As personalized medicine advances, clinomics will be a bridge between basic biological data and its effect on human health. As an example, there have been studies of the genes expressed in certain cancer tissues as a way of classification of the cancer and the putative best form of treatment.
Already we know that certain genes such as BRCA1 are associated with a higher probability of developing breast cancer.
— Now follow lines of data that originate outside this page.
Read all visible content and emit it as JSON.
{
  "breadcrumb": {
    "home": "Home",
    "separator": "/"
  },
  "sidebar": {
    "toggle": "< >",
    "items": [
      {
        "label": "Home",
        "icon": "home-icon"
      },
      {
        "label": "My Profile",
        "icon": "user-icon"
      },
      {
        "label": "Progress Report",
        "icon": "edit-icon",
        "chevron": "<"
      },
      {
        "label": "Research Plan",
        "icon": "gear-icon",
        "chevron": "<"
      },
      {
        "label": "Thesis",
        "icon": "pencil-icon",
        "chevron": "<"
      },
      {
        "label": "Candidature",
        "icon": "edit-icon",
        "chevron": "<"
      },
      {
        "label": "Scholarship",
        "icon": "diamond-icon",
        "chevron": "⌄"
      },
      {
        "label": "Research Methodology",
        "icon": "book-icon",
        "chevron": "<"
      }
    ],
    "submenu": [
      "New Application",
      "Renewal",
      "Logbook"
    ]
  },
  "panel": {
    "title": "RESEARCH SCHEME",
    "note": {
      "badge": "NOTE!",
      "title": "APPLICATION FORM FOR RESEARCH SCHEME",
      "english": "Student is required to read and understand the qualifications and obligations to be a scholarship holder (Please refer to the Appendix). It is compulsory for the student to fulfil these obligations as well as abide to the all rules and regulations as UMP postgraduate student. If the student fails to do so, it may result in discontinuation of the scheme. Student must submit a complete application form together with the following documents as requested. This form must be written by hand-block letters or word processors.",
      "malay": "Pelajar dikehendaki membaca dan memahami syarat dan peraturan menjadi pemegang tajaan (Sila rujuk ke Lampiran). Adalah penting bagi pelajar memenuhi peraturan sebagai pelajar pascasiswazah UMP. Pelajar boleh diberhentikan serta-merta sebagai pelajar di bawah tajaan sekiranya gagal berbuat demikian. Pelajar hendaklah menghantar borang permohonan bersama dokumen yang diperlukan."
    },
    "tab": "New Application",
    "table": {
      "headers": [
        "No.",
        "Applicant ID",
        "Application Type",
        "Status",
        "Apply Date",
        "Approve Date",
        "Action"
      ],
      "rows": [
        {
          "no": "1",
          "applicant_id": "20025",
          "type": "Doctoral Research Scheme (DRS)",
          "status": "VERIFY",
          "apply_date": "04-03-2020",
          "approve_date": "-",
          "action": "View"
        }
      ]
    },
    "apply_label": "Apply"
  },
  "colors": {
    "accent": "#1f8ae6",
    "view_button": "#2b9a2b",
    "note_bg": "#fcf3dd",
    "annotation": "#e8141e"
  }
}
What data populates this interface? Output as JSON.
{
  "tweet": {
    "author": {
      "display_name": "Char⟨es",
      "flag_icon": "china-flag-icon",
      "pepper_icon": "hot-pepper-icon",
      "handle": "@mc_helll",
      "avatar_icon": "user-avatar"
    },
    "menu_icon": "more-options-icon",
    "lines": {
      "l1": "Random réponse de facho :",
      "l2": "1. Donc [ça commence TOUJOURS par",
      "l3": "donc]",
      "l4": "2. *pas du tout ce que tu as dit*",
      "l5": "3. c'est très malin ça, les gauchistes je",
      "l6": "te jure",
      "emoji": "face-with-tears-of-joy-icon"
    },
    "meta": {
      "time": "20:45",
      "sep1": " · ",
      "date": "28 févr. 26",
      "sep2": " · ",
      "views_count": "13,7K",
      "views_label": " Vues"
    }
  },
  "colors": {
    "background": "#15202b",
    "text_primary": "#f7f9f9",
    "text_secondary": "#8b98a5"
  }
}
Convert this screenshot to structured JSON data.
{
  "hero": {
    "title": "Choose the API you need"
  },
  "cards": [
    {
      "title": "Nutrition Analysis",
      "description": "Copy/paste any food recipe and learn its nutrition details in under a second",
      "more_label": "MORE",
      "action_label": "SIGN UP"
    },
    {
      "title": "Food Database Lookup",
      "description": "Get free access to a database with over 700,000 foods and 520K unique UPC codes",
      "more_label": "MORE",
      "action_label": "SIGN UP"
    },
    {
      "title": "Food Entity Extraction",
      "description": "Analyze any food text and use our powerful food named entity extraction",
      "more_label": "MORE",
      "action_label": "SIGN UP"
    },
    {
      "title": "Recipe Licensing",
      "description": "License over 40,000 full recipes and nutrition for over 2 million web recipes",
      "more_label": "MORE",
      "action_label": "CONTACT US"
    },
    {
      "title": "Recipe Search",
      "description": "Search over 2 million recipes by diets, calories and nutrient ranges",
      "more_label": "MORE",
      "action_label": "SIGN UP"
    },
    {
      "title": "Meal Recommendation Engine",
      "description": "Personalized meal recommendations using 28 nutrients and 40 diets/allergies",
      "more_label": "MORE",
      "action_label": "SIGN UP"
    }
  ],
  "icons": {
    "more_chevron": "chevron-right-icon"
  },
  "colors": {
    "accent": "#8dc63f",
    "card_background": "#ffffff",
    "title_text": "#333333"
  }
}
Clinomics takes the next step by looking at not only the genetics of the patient, but also such data as mRNA, metabolites, and proteins associated with a patient and a disease.
- Clarke, Paul A; Workman, Paul (2001). "Innovative cancer drug targets: genomics, transcriptomics and clinomics". Expert Opinion on Pharmacotherapy 2 (6): 911–5. doi:10.1517/14656518.104.22.1681. PMID 11585007.
- Garman, K. S.; Nevins, J. R.; Potti, A. (2007). "Genomic strategies for personalized cancer therapy". Human Molecular Genetics 16: R226–32. doi:10.1093/hmg/ddm184. PMID 17911165.